Kahlon had responded furiously Wednesday night to reports that Prime Minister Benjamin Netanyahu intended to give the Finance Committee to United Torah Judaism.
"I heard that instead of dealing with the housing shortage and lowering the cost of living, someone thinks it is more urgent to divide the tools required to do this in a political manner and with a lack of social logic," Kahlon wrote on his Facebook page.
"Nobody has negotiated with us yet, so no one could agree to anything on our behalf. Listen to what is said by me myself or by someone authorized to do so. All the rest is spin by interested parties," he said.
The party has made it clear that it will not give up on any of its coalition demands.
The Likud said in response: "The steps taken by Moshe Kahlon this morning are puzzling and unnecessary.

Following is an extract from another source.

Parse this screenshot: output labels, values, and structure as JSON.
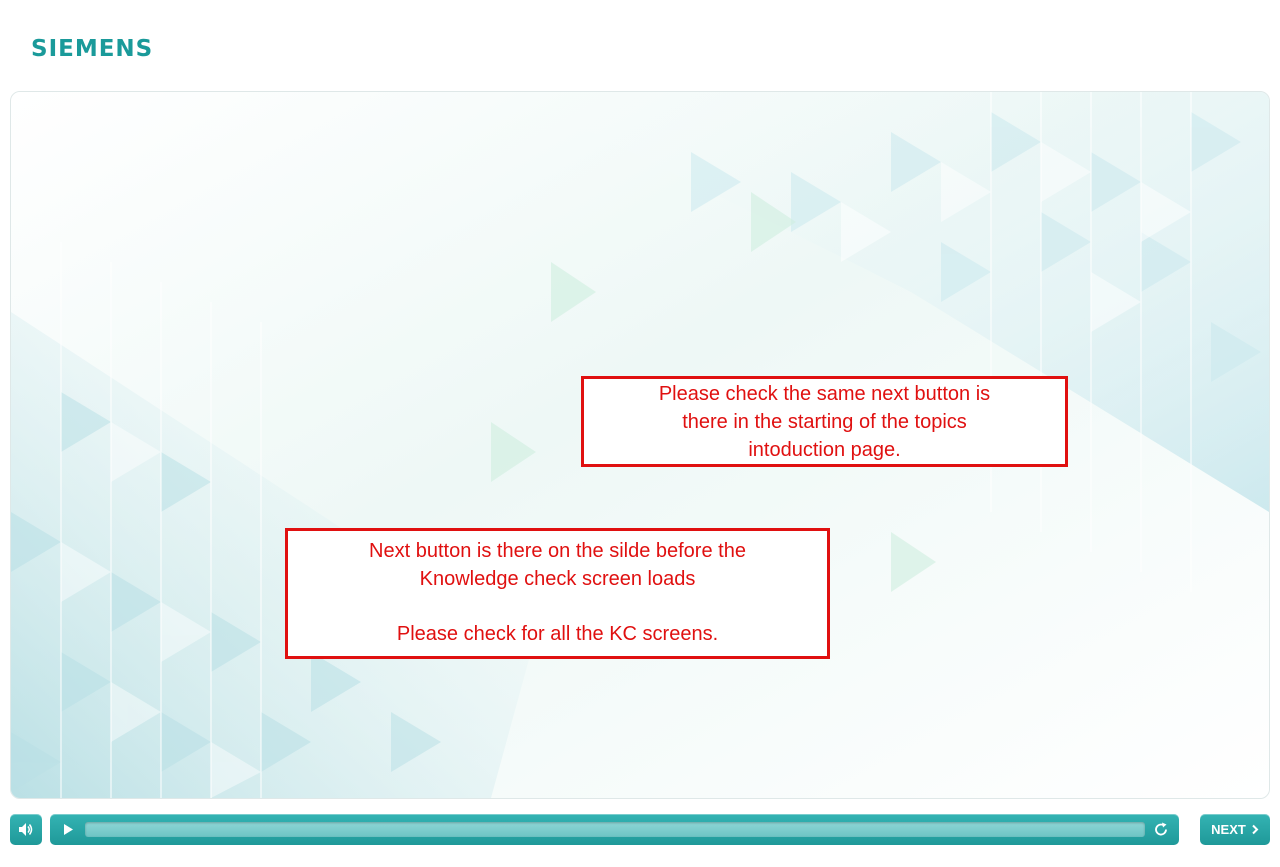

The public expects the government to be quickly established to benefit all the citizens of Israel - and the place to clarify issues and controversies is at the coalition negotiating table."